__INSTRUCTIONS FOR THE TASK__:
For the word "Notification", search the records and show each line in which it occurs.

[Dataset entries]

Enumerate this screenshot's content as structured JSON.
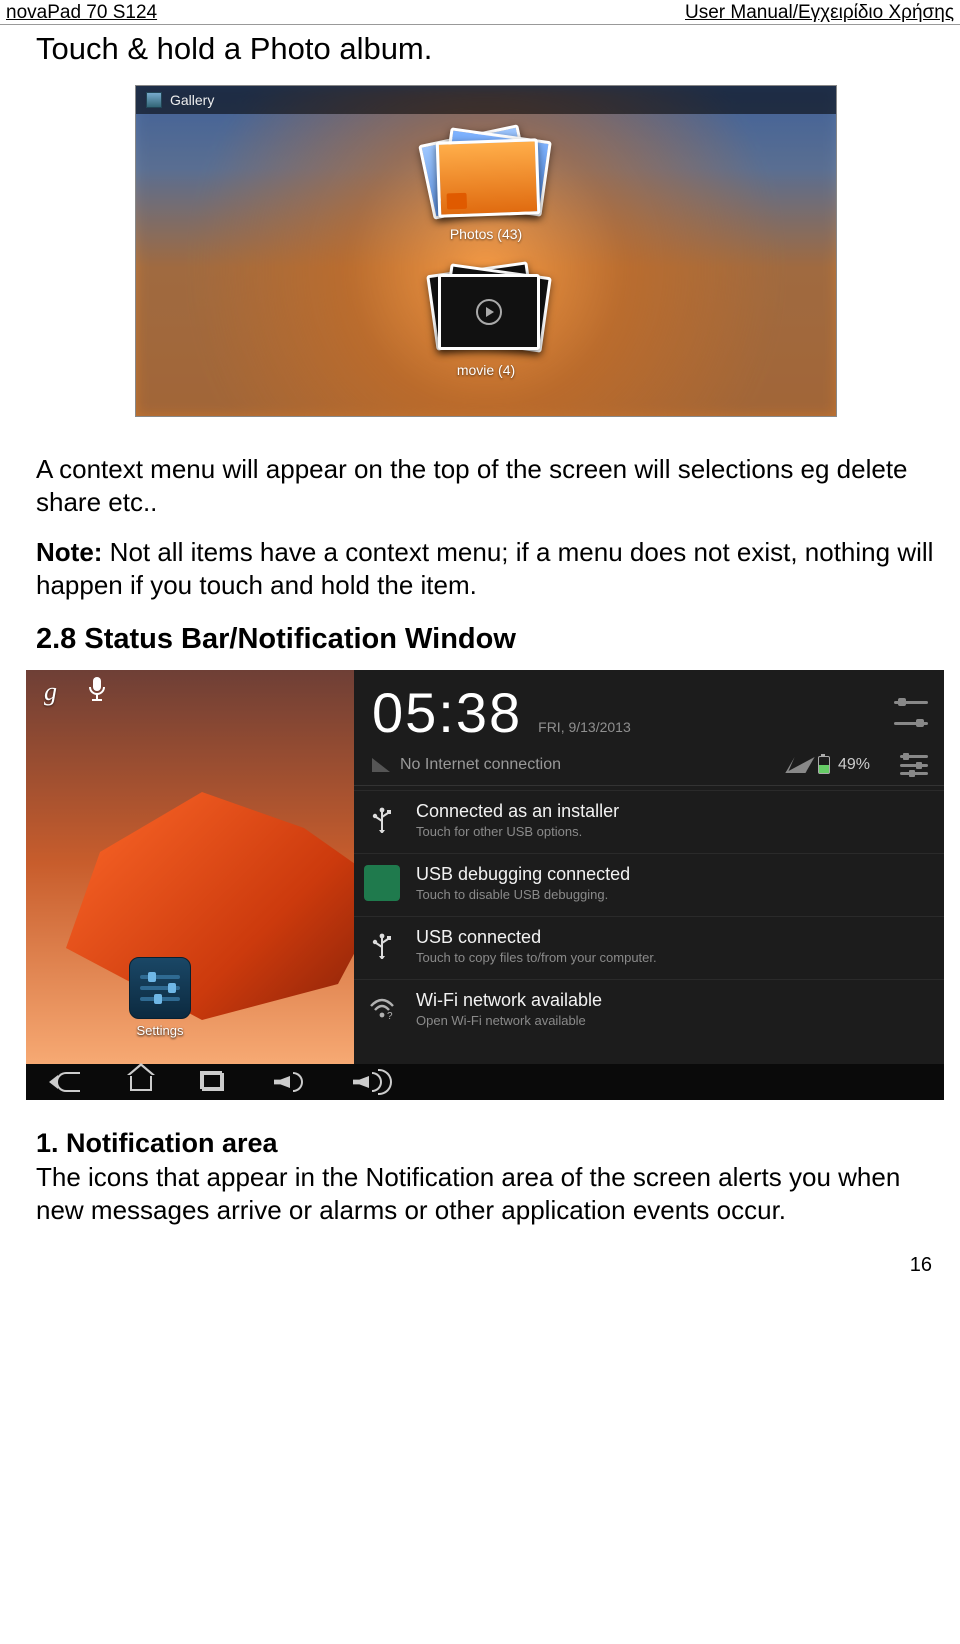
{
  "header": {
    "left": "novaPad 70 S124",
    "right": "User Manual/Εγχειρίδιο Χρήσης"
  },
  "intro_title": "Touch & hold a Photo album.",
  "gallery": {
    "app_label": "Gallery",
    "album_photos_label": "Photos (43)",
    "album_movie_label": "movie (4)"
  },
  "para_context": "A context menu will appear on the top of the screen will selections eg delete share etc..",
  "note_label": "Note:",
  "note_body": " Not all items have a context menu; if a menu does not exist, nothing will happen if you touch and hold the item.",
  "section28": "2.8 Status Bar/Notification Window",
  "notif": {
    "google_glyph": "g",
    "mic_glyph": "🎤",
    "settings_label": "Settings",
    "clock": "05:38",
    "date": "FRI, 9/13/2013",
    "no_internet": "No Internet connection",
    "battery_pct": "49%",
    "items": [
      {
        "icon": "usb",
        "title": "Connected as an installer",
        "sub": "Touch for other USB options."
      },
      {
        "icon": "android",
        "title": "USB debugging connected",
        "sub": "Touch to disable USB debugging."
      },
      {
        "icon": "usb",
        "title": "USB connected",
        "sub": "Touch to copy files to/from your computer."
      },
      {
        "icon": "wifi",
        "title": "Wi-Fi network available",
        "sub": "Open Wi-Fi network available"
      }
    ]
  },
  "section_notif_area_heading": "1. Notification area",
  "section_notif_area_body": "The icons that appear in the Notification area of the screen alerts you when new messages arrive or alarms or other application events occur.",
  "page_number": "16"
}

__TASK ANSWER__:
  "section28": "2.8 Status Bar/Notification Window",
  "section_notif_area_heading": "1. Notification area",
  "section_notif_area_body": "The icons that appear in the Notification area of the screen alerts you when new messages arrive or alarms or other application events occur.",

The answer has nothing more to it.